Supplied records =
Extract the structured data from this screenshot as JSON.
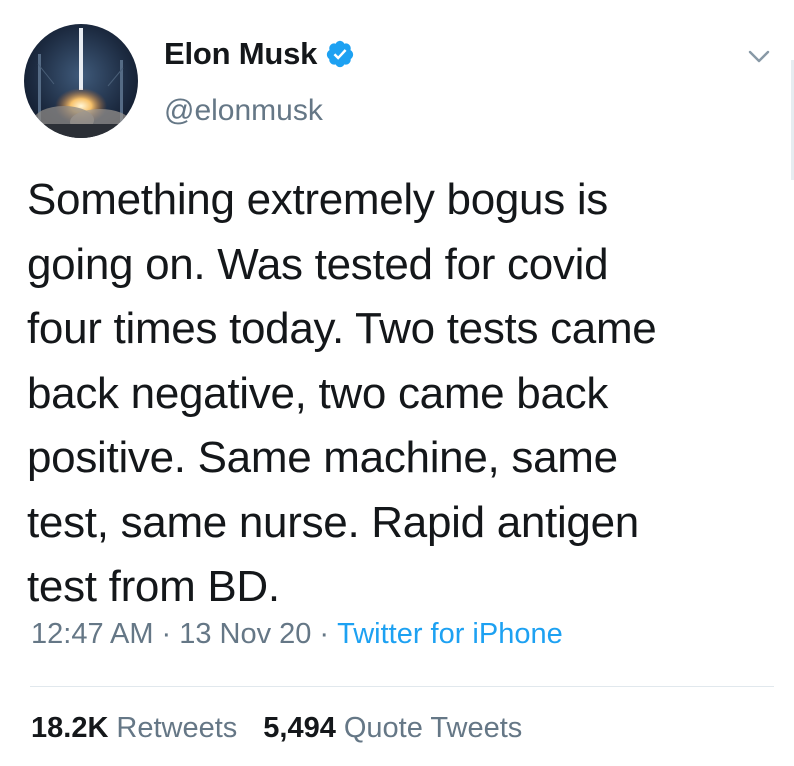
{
  "author": {
    "display_name": "Elon Musk",
    "handle": "@elonmusk",
    "verified": true,
    "avatar_icon": "rocket-launch-avatar"
  },
  "tweet": {
    "text": "Something extremely bogus is\ngoing on. Was tested for covid\nfour times today. Two tests came\nback negative, two came back\npositive. Same machine, same\ntest, same nurse. Rapid antigen\ntest from BD.",
    "time": "12:47 AM",
    "date": "13 Nov 20",
    "separator": "·",
    "source": "Twitter for iPhone"
  },
  "stats": {
    "retweets_count": "18.2K",
    "retweets_label": "Retweets",
    "quote_tweets_count": "5,494",
    "quote_tweets_label": "Quote Tweets"
  },
  "colors": {
    "text_primary": "#14171a",
    "text_secondary": "#657786",
    "accent": "#1da1f2",
    "divider": "#e1e8ed"
  },
  "icons": {
    "verified": "verified-badge-icon",
    "menu": "chevron-down-icon"
  }
}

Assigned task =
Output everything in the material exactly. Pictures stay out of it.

Response to this task =
Extract the structured data from this screenshot as JSON.
{
  "author": {
    "display_name": "Elon Musk",
    "handle": "@elonmusk",
    "verified": true,
    "avatar_icon": "rocket-launch-avatar"
  },
  "tweet": {
    "text": "Something extremely bogus is\ngoing on. Was tested for covid\nfour times today. Two tests came\nback negative, two came back\npositive. Same machine, same\ntest, same nurse. Rapid antigen\ntest from BD.",
    "time": "12:47 AM",
    "date": "13 Nov 20",
    "separator": "·",
    "source": "Twitter for iPhone"
  },
  "stats": {
    "retweets_count": "18.2K",
    "retweets_label": "Retweets",
    "quote_tweets_count": "5,494",
    "quote_tweets_label": "Quote Tweets"
  },
  "colors": {
    "text_primary": "#14171a",
    "text_secondary": "#657786",
    "accent": "#1da1f2",
    "divider": "#e1e8ed"
  },
  "icons": {
    "verified": "verified-badge-icon",
    "menu": "chevron-down-icon"
  }
}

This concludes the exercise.